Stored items
____
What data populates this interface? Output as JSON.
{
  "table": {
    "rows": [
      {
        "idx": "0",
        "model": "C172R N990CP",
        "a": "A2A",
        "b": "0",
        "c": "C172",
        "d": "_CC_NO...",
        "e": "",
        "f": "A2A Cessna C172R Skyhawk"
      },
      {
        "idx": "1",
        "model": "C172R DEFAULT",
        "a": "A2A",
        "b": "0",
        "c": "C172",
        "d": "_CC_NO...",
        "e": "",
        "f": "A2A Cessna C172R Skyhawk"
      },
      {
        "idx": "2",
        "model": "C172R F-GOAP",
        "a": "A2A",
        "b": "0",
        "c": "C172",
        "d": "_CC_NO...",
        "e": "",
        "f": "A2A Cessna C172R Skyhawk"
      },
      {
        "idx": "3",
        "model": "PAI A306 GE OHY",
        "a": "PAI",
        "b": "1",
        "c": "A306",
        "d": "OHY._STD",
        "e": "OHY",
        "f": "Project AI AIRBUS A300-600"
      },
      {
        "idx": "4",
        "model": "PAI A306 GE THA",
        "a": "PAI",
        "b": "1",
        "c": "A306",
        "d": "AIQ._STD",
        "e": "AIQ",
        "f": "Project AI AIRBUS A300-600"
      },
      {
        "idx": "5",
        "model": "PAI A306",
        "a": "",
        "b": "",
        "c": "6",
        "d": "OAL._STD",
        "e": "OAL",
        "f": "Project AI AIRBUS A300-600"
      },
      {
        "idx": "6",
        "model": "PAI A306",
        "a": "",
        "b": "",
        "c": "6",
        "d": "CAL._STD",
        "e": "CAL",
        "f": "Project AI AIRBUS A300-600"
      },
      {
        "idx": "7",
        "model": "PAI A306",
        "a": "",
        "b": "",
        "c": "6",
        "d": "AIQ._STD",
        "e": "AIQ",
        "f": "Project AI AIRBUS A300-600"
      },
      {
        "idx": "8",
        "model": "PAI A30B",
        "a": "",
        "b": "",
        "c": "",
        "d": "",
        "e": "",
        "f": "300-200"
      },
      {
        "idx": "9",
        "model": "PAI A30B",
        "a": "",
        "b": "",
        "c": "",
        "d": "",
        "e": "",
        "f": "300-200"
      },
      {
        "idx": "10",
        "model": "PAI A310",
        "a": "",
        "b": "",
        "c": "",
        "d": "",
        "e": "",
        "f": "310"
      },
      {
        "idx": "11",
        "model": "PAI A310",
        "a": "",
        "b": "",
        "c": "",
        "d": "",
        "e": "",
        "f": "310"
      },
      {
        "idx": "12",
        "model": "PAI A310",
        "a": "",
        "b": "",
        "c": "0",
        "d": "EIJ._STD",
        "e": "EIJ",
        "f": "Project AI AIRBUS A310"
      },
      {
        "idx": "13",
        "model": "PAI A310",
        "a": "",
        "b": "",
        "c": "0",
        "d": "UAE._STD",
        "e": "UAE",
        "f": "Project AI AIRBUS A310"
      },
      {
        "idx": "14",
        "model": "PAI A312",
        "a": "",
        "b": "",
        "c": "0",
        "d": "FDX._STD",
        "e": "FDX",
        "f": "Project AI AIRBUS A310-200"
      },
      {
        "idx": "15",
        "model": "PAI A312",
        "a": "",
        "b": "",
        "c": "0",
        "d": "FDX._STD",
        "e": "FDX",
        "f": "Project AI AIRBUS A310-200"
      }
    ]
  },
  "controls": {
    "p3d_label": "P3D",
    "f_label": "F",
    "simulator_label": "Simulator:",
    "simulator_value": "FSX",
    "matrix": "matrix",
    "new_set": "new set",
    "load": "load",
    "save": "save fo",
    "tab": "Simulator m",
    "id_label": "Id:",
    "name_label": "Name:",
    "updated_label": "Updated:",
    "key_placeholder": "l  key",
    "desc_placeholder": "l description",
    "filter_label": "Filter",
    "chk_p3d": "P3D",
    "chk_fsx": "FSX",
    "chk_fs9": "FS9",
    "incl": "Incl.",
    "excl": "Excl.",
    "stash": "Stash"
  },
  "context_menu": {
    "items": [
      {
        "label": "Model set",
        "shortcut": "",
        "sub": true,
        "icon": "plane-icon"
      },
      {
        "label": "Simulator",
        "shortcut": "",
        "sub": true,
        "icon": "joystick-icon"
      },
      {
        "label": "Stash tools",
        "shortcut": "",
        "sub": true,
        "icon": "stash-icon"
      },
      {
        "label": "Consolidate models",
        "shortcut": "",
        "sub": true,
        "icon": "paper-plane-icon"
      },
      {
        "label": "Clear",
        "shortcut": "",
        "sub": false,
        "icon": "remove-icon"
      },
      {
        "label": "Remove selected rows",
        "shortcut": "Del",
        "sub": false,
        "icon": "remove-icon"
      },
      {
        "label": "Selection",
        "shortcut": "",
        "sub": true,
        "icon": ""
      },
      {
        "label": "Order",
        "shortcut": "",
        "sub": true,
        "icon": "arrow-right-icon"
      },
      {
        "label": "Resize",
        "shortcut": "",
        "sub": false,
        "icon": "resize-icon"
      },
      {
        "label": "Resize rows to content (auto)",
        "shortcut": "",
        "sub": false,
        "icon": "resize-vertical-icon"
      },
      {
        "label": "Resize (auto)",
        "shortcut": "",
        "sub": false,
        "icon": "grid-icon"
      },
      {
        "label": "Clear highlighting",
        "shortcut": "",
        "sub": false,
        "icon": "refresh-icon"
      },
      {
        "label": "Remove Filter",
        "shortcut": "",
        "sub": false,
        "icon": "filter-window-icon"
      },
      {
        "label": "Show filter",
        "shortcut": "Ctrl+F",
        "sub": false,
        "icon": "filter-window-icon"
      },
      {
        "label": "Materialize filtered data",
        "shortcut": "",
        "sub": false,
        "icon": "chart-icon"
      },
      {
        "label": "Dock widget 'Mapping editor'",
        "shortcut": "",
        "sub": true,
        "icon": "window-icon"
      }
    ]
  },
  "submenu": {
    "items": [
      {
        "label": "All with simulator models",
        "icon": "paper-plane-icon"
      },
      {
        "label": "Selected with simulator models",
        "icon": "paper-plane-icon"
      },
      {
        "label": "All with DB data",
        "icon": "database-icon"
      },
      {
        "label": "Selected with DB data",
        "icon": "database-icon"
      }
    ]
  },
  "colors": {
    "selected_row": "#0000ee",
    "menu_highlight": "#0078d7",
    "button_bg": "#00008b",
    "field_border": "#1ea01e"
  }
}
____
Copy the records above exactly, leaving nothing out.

Response for this exercise
What data populates this interface? Output as JSON.
{
  "table": {
    "rows": [
      {
        "idx": "0",
        "model": "C172R N990CP",
        "a": "A2A",
        "b": "0",
        "c": "C172",
        "d": "_CC_NO...",
        "e": "",
        "f": "A2A Cessna C172R Skyhawk"
      },
      {
        "idx": "1",
        "model": "C172R DEFAULT",
        "a": "A2A",
        "b": "0",
        "c": "C172",
        "d": "_CC_NO...",
        "e": "",
        "f": "A2A Cessna C172R Skyhawk"
      },
      {
        "idx": "2",
        "model": "C172R F-GOAP",
        "a": "A2A",
        "b": "0",
        "c": "C172",
        "d": "_CC_NO...",
        "e": "",
        "f": "A2A Cessna C172R Skyhawk"
      },
      {
        "idx": "3",
        "model": "PAI A306 GE OHY",
        "a": "PAI",
        "b": "1",
        "c": "A306",
        "d": "OHY._STD",
        "e": "OHY",
        "f": "Project AI AIRBUS A300-600"
      },
      {
        "idx": "4",
        "model": "PAI A306 GE THA",
        "a": "PAI",
        "b": "1",
        "c": "A306",
        "d": "AIQ._STD",
        "e": "AIQ",
        "f": "Project AI AIRBUS A300-600"
      },
      {
        "idx": "5",
        "model": "PAI A306",
        "a": "",
        "b": "",
        "c": "6",
        "d": "OAL._STD",
        "e": "OAL",
        "f": "Project AI AIRBUS A300-600"
      },
      {
        "idx": "6",
        "model": "PAI A306",
        "a": "",
        "b": "",
        "c": "6",
        "d": "CAL._STD",
        "e": "CAL",
        "f": "Project AI AIRBUS A300-600"
      },
      {
        "idx": "7",
        "model": "PAI A306",
        "a": "",
        "b": "",
        "c": "6",
        "d": "AIQ._STD",
        "e": "AIQ",
        "f": "Project AI AIRBUS A300-600"
      },
      {
        "idx": "8",
        "model": "PAI A30B",
        "a": "",
        "b": "",
        "c": "",
        "d": "",
        "e": "",
        "f": "300-200"
      },
      {
        "idx": "9",
        "model": "PAI A30B",
        "a": "",
        "b": "",
        "c": "",
        "d": "",
        "e": "",
        "f": "300-200"
      },
      {
        "idx": "10",
        "model": "PAI A310",
        "a": "",
        "b": "",
        "c": "",
        "d": "",
        "e": "",
        "f": "310"
      },
      {
        "idx": "11",
        "model": "PAI A310",
        "a": "",
        "b": "",
        "c": "",
        "d": "",
        "e": "",
        "f": "310"
      },
      {
        "idx": "12",
        "model": "PAI A310",
        "a": "",
        "b": "",
        "c": "0",
        "d": "EIJ._STD",
        "e": "EIJ",
        "f": "Project AI AIRBUS A310"
      },
      {
        "idx": "13",
        "model": "PAI A310",
        "a": "",
        "b": "",
        "c": "0",
        "d": "UAE._STD",
        "e": "UAE",
        "f": "Project AI AIRBUS A310"
      },
      {
        "idx": "14",
        "model": "PAI A312",
        "a": "",
        "b": "",
        "c": "0",
        "d": "FDX._STD",
        "e": "FDX",
        "f": "Project AI AIRBUS A310-200"
      },
      {
        "idx": "15",
        "model": "PAI A312",
        "a": "",
        "b": "",
        "c": "0",
        "d": "FDX._STD",
        "e": "FDX",
        "f": "Project AI AIRBUS A310-200"
      }
    ]
  },
  "controls": {
    "p3d_label": "P3D",
    "f_label": "F",
    "simulator_label": "Simulator:",
    "simulator_value": "FSX",
    "matrix": "matrix",
    "new_set": "new set",
    "load": "load",
    "save": "save fo",
    "tab": "Simulator m",
    "id_label": "Id:",
    "name_label": "Name:",
    "updated_label": "Updated:",
    "key_placeholder": "l  key",
    "desc_placeholder": "l description",
    "filter_label": "Filter",
    "chk_p3d": "P3D",
    "chk_fsx": "FSX",
    "chk_fs9": "FS9",
    "incl": "Incl.",
    "excl": "Excl.",
    "stash": "Stash"
  },
  "context_menu": {
    "items": [
      {
        "label": "Model set",
        "shortcut": "",
        "sub": true,
        "icon": "plane-icon"
      },
      {
        "label": "Simulator",
        "shortcut": "",
        "sub": true,
        "icon": "joystick-icon"
      },
      {
        "label": "Stash tools",
        "shortcut": "",
        "sub": true,
        "icon": "stash-icon"
      },
      {
        "label": "Consolidate models",
        "shortcut": "",
        "sub": true,
        "icon": "paper-plane-icon"
      },
      {
        "label": "Clear",
        "shortcut": "",
        "sub": false,
        "icon": "remove-icon"
      },
      {
        "label": "Remove selected rows",
        "shortcut": "Del",
        "sub": false,
        "icon": "remove-icon"
      },
      {
        "label": "Selection",
        "shortcut": "",
        "sub": true,
        "icon": ""
      },
      {
        "label": "Order",
        "shortcut": "",
        "sub": true,
        "icon": "arrow-right-icon"
      },
      {
        "label": "Resize",
        "shortcut": "",
        "sub": false,
        "icon": "resize-icon"
      },
      {
        "label": "Resize rows to content (auto)",
        "shortcut": "",
        "sub": false,
        "icon": "resize-vertical-icon"
      },
      {
        "label": "Resize (auto)",
        "shortcut": "",
        "sub": false,
        "icon": "grid-icon"
      },
      {
        "label": "Clear highlighting",
        "shortcut": "",
        "sub": false,
        "icon": "refresh-icon"
      },
      {
        "label": "Remove Filter",
        "shortcut": "",
        "sub": false,
        "icon": "filter-window-icon"
      },
      {
        "label": "Show filter",
        "shortcut": "Ctrl+F",
        "sub": false,
        "icon": "filter-window-icon"
      },
      {
        "label": "Materialize filtered data",
        "shortcut": "",
        "sub": false,
        "icon": "chart-icon"
      },
      {
        "label": "Dock widget 'Mapping editor'",
        "shortcut": "",
        "sub": true,
        "icon": "window-icon"
      }
    ]
  },
  "submenu": {
    "items": [
      {
        "label": "All with simulator models",
        "icon": "paper-plane-icon"
      },
      {
        "label": "Selected with simulator models",
        "icon": "paper-plane-icon"
      },
      {
        "label": "All with DB data",
        "icon": "database-icon"
      },
      {
        "label": "Selected with DB data",
        "icon": "database-icon"
      }
    ]
  },
  "colors": {
    "selected_row": "#0000ee",
    "menu_highlight": "#0078d7",
    "button_bg": "#00008b",
    "field_border": "#1ea01e"
  }
}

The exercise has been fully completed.